Indeed, this is echoed in many of the comments from Lawyer2B.com users. For instance, one poster writes: “This is yet another example of CoL being overly aggressive and unreasonable in the pursuit of profit.”
On the face of it CoL’s stance does look overly aggressive but as one source at the law school explained to us why did the students not read the small print and why are their future employers encouraging them to breach their contracts? Indeed, I do have some sympathy for CoL after all it isn’t doing anything illegal – a position that is summed up nicely by another poster who writes: “As harsh as it may sound, a contract is a contract.”
What’s more if you put ethical and business development issues to one side for a moment you’ll soon realise that there’s a much bigger issue here - the clashing deadlines between the date students are required to pay their first LPC instalment, which is typically 31 July, and the timings of law firm training contract assessment days - a large number are held in August.
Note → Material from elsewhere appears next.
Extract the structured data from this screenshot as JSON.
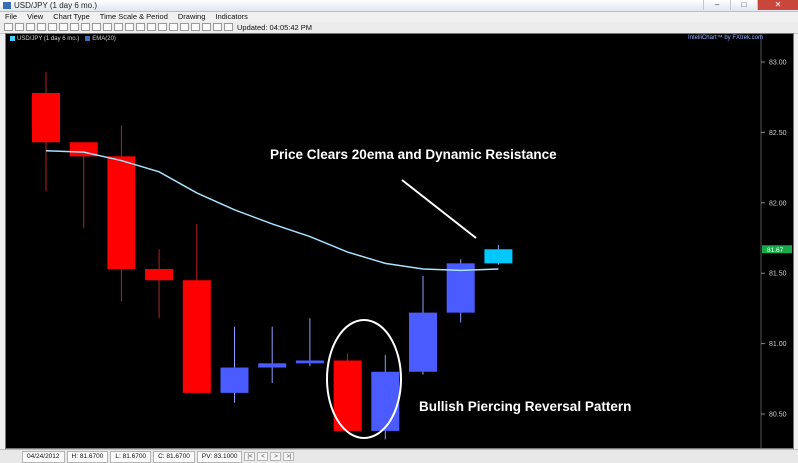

Indeed, what this whole sorry saga perfectly highlights is that perhaps it’s finally time for a proper and meaningful look at the LPC and more importantly the providers that operate in this sector. Because deep down almost every LPC provider like every business is arguably motivated by the same thing – making money. And in our minds that’s not necessarily fair either.
PS – if you think you’ve left it too late to break into the legal profession think again. Lawyer 2B is hosting a brand new careers event on 1 December in conjunction with the College of Law for mature applicants. Click here for more information on how to register. But you better be quick because places are filling up fast.